Chinese tech giant Tencent Holdings played a part in Everledger’s recent A-round funding and plans to help the British blockchain services provider run a WeChat app to help Chinese shoppers better understand where the diamonds they buy are sourced, Yicai Global reported.
Graphene Ventures, Bloomberg Beta, Rakuten, Fidelity Investments and Vickers Venture Partners all contributed to the US$20 million series, Everledger, which monitors sourcing of gems, fine wines and art using blockchain, said in a statement yesterday. It did not disclose how much each company chipped in.
The London-based firm hopes to launch the first ever mini-app for tracking diamonds using blockchain and connect major stakeholders along the gem’s value chain while offering greater transparency to consumers, Chief Executive Leanne Kemp said, adding that Tencent would help expand the service, the report said.
While diamonds are renowned as a girl’s best friend, the truth behind the gem’s supply chain is far from as pretty as the product the industry turns out. Many, known as blood or conflict diamonds, are mined and smuggled from war zones and their profits leveraged to fund rebel insurgencies.
Some 99.8% of the world’s diamonds come from conflict-free sources, according the Kimberley Process, the international initiative tasked with cleaning up the global diamond mining trade, though other sources believe the figure to be considerably lower, the report said.
Even the KP admits there are still several areas — typically in central and western Africa — where blood diamonds remain an issue.
2015-founded Everledger and similar firms have password protected more than 2 million diamonds worldwide via blockchain, according to public data.
James Mitchell, chief strategy officer at Tencent, said the company’s technologies add value for consumers and can lower business risks across the entire sector.
According to Brilliant Earth, in just the past two decades, seven African countries have endured brutal civil conflicts fueled by diamonds: Sierra Leone, Liberia, Angola, the Republic of Congo, Côte d’Ivoire, the Central African Republic, and the Democratic Republic of Congo. Diamonds intensify civil wars by financing militaries and rebel militias.
Rival groups also fight with each other to control diamond-rich territory. The tragic result is bloodshed, loss of life, and shocking human rights abuses — from rape to the use of child soldiers.

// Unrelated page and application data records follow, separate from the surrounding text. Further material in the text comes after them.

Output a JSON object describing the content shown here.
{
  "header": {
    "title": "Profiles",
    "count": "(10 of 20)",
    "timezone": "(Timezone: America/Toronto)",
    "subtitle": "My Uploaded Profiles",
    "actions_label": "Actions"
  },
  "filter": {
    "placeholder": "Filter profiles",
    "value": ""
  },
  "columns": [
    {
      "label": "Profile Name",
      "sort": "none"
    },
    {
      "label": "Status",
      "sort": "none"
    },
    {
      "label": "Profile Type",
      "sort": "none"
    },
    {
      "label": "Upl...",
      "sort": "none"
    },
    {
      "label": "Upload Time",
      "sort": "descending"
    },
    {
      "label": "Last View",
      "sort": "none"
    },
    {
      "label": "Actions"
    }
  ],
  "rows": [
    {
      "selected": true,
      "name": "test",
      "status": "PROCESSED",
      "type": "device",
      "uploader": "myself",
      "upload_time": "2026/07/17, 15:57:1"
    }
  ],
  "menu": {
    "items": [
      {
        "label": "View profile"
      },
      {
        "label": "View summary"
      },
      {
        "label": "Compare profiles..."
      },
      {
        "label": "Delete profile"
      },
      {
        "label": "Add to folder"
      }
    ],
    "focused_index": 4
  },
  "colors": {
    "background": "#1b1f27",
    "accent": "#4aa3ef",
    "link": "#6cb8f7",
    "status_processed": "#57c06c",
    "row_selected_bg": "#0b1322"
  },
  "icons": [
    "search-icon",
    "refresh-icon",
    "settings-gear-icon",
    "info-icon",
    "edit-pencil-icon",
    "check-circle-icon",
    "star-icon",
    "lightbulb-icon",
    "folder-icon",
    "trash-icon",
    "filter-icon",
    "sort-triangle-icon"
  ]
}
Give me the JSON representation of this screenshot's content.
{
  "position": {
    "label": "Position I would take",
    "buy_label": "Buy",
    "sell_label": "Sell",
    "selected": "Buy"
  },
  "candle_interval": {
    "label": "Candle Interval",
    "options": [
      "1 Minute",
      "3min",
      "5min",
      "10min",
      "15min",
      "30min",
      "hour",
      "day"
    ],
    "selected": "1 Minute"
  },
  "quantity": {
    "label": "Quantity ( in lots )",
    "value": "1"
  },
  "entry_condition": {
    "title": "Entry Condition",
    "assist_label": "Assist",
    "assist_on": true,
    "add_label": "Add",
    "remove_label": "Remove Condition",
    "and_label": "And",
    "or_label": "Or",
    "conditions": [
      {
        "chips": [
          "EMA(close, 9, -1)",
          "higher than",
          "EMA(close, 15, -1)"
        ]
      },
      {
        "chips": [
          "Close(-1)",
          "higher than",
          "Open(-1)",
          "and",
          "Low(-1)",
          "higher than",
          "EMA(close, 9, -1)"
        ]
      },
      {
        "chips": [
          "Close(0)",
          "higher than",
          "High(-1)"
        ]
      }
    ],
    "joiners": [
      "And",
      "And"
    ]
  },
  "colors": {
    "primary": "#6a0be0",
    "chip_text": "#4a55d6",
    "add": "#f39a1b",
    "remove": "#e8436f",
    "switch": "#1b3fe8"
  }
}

In 2013, a civil war erupted in the Central African Republic, with both sides fighting over the country’s diamond resources, Brilliant Earth reported.
Thousands of people have died and more than a million have been displaced. In addition, past wars fueled by diamonds have taken about 3.7 million lives.
Millions of people are still dealing with the consequences of these wars: friends and family members lost, lives shattered, and physical and emotional scars that will last generations.